DATA FOR REVIEW:
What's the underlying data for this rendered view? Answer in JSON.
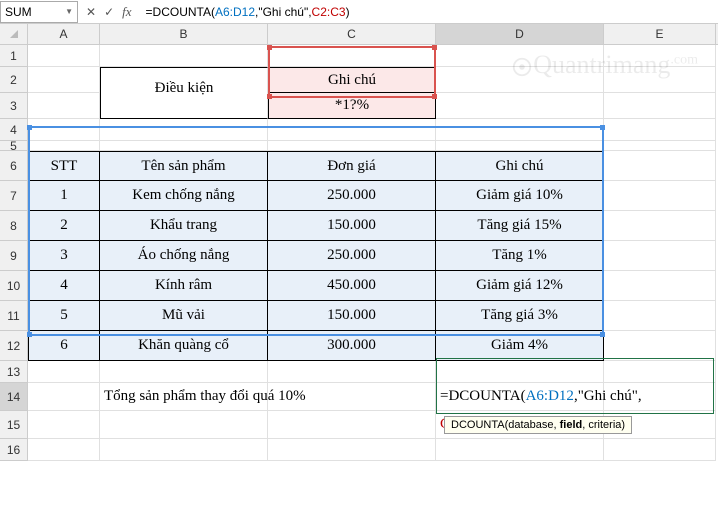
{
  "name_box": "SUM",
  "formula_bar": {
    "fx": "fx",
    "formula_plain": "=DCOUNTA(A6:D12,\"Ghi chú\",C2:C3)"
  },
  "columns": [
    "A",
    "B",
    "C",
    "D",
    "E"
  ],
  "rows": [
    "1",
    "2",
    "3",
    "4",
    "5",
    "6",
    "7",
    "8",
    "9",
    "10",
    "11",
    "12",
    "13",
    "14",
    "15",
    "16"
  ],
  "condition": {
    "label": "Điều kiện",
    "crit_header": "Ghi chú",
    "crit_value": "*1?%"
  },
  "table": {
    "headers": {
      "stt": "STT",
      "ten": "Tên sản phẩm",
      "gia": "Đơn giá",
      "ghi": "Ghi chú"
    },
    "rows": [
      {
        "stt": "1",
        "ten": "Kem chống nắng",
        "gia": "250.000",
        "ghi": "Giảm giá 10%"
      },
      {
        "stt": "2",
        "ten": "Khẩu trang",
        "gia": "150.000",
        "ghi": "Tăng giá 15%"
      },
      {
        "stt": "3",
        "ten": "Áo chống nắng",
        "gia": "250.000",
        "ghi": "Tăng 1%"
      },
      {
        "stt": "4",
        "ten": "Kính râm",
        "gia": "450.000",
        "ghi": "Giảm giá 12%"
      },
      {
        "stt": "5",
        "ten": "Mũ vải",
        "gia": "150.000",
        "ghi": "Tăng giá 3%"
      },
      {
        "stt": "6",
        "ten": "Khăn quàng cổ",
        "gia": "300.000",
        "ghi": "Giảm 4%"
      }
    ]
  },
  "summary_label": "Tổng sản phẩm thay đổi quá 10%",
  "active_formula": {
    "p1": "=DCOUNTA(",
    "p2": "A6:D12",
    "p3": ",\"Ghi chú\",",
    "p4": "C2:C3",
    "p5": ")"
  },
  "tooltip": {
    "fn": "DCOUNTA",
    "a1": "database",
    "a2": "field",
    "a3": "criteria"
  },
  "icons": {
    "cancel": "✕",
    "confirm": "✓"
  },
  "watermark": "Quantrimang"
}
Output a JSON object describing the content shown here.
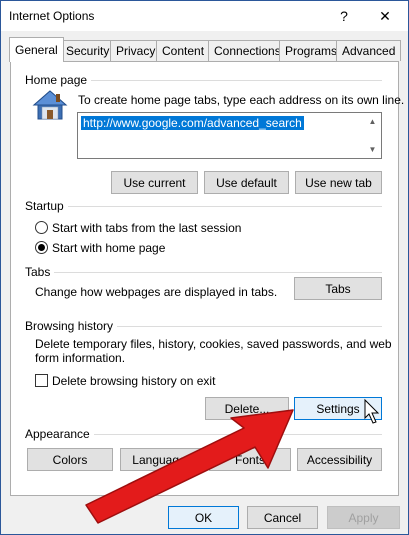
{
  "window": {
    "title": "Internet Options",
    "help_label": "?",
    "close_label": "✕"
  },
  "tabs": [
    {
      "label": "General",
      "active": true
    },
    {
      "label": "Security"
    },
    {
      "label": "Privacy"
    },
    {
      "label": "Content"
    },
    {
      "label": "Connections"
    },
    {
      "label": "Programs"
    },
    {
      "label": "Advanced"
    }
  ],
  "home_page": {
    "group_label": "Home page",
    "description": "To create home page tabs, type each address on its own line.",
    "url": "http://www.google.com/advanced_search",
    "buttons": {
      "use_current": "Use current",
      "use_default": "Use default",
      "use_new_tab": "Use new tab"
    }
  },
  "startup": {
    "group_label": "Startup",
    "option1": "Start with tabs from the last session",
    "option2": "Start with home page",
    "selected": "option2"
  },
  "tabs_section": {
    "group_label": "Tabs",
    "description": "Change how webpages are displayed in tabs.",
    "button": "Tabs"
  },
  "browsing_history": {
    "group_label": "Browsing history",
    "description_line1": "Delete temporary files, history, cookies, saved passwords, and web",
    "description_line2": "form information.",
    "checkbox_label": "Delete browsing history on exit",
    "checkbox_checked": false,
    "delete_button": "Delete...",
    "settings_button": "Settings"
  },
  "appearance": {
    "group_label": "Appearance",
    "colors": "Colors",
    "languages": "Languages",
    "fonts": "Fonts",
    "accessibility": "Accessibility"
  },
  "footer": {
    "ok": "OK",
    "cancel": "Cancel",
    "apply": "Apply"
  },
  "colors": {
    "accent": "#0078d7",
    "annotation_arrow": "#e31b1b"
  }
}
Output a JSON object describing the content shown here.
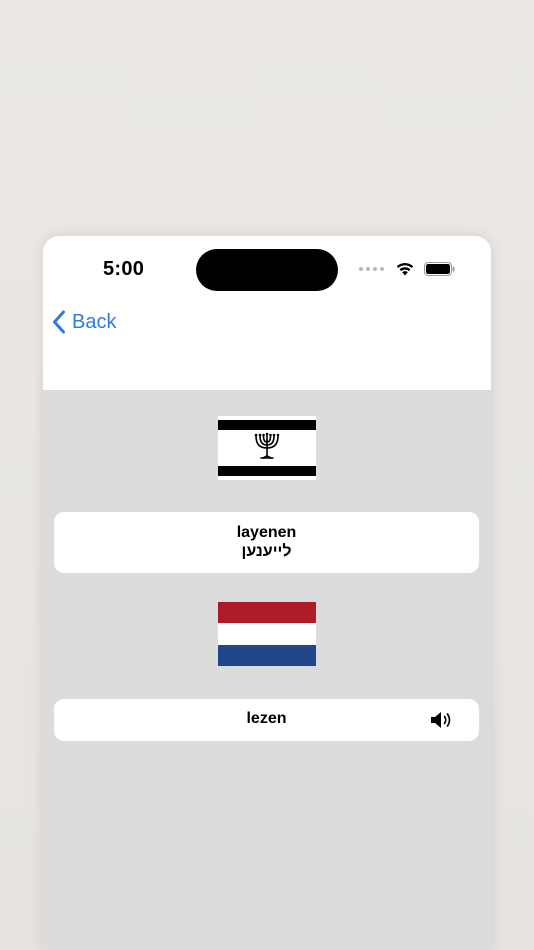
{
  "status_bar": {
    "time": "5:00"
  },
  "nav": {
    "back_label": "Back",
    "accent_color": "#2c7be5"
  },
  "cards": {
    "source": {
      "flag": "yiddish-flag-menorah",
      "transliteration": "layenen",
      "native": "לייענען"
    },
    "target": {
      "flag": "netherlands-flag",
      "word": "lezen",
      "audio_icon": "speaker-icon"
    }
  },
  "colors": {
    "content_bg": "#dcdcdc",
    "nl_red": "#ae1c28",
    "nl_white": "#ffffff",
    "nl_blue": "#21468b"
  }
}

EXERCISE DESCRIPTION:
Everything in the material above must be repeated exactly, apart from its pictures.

ANSWER SPACE:
What's the underlying data for this rendered view? Answer in JSON.
{
  "name_box": "SUM",
  "formula_bar": {
    "fx": "fx",
    "formula_plain": "=DCOUNTA(A6:D12,\"Ghi chú\",C2:C3)"
  },
  "columns": [
    "A",
    "B",
    "C",
    "D",
    "E"
  ],
  "rows": [
    "1",
    "2",
    "3",
    "4",
    "5",
    "6",
    "7",
    "8",
    "9",
    "10",
    "11",
    "12",
    "13",
    "14",
    "15",
    "16"
  ],
  "condition": {
    "label": "Điều kiện",
    "crit_header": "Ghi chú",
    "crit_value": "*1?%"
  },
  "table": {
    "headers": {
      "stt": "STT",
      "ten": "Tên sản phẩm",
      "gia": "Đơn giá",
      "ghi": "Ghi chú"
    },
    "rows": [
      {
        "stt": "1",
        "ten": "Kem chống nắng",
        "gia": "250.000",
        "ghi": "Giảm giá 10%"
      },
      {
        "stt": "2",
        "ten": "Khẩu trang",
        "gia": "150.000",
        "ghi": "Tăng giá 15%"
      },
      {
        "stt": "3",
        "ten": "Áo chống nắng",
        "gia": "250.000",
        "ghi": "Tăng 1%"
      },
      {
        "stt": "4",
        "ten": "Kính râm",
        "gia": "450.000",
        "ghi": "Giảm giá 12%"
      },
      {
        "stt": "5",
        "ten": "Mũ vải",
        "gia": "150.000",
        "ghi": "Tăng giá 3%"
      },
      {
        "stt": "6",
        "ten": "Khăn quàng cổ",
        "gia": "300.000",
        "ghi": "Giảm 4%"
      }
    ]
  },
  "summary_label": "Tổng sản phẩm thay đổi quá 10%",
  "active_formula": {
    "p1": "=DCOUNTA(",
    "p2": "A6:D12",
    "p3": ",\"Ghi chú\",",
    "p4": "C2:C3",
    "p5": ")"
  },
  "tooltip": {
    "fn": "DCOUNTA",
    "a1": "database",
    "a2": "field",
    "a3": "criteria"
  },
  "icons": {
    "cancel": "✕",
    "confirm": "✓"
  },
  "watermark": "Quantrimang"
}
Output a JSON object describing the content shown here.
{
  "window": {
    "title": "Internet Options",
    "help_label": "?",
    "close_label": "✕"
  },
  "tabs": [
    {
      "label": "General",
      "active": true
    },
    {
      "label": "Security"
    },
    {
      "label": "Privacy"
    },
    {
      "label": "Content"
    },
    {
      "label": "Connections"
    },
    {
      "label": "Programs"
    },
    {
      "label": "Advanced"
    }
  ],
  "home_page": {
    "group_label": "Home page",
    "description": "To create home page tabs, type each address on its own line.",
    "url": "http://www.google.com/advanced_search",
    "buttons": {
      "use_current": "Use current",
      "use_default": "Use default",
      "use_new_tab": "Use new tab"
    }
  },
  "startup": {
    "group_label": "Startup",
    "option1": "Start with tabs from the last session",
    "option2": "Start with home page",
    "selected": "option2"
  },
  "tabs_section": {
    "group_label": "Tabs",
    "description": "Change how webpages are displayed in tabs.",
    "button": "Tabs"
  },
  "browsing_history": {
    "group_label": "Browsing history",
    "description_line1": "Delete temporary files, history, cookies, saved passwords, and web",
    "description_line2": "form information.",
    "checkbox_label": "Delete browsing history on exit",
    "checkbox_checked": false,
    "delete_button": "Delete...",
    "settings_button": "Settings"
  },
  "appearance": {
    "group_label": "Appearance",
    "colors": "Colors",
    "languages": "Languages",
    "fonts": "Fonts",
    "accessibility": "Accessibility"
  },
  "footer": {
    "ok": "OK",
    "cancel": "Cancel",
    "apply": "Apply"
  },
  "colors": {
    "accent": "#0078d7",
    "annotation_arrow": "#e31b1b"
  }
}
Output a JSON object describing the content shown here.
{
  "status_bar": {
    "time": "5:00"
  },
  "nav": {
    "back_label": "Back",
    "accent_color": "#2c7be5"
  },
  "cards": {
    "source": {
      "flag": "yiddish-flag-menorah",
      "transliteration": "layenen",
      "native": "לייענען"
    },
    "target": {
      "flag": "netherlands-flag",
      "word": "lezen",
      "audio_icon": "speaker-icon"
    }
  },
  "colors": {
    "content_bg": "#dcdcdc",
    "nl_red": "#ae1c28",
    "nl_white": "#ffffff",
    "nl_blue": "#21468b"
  }
}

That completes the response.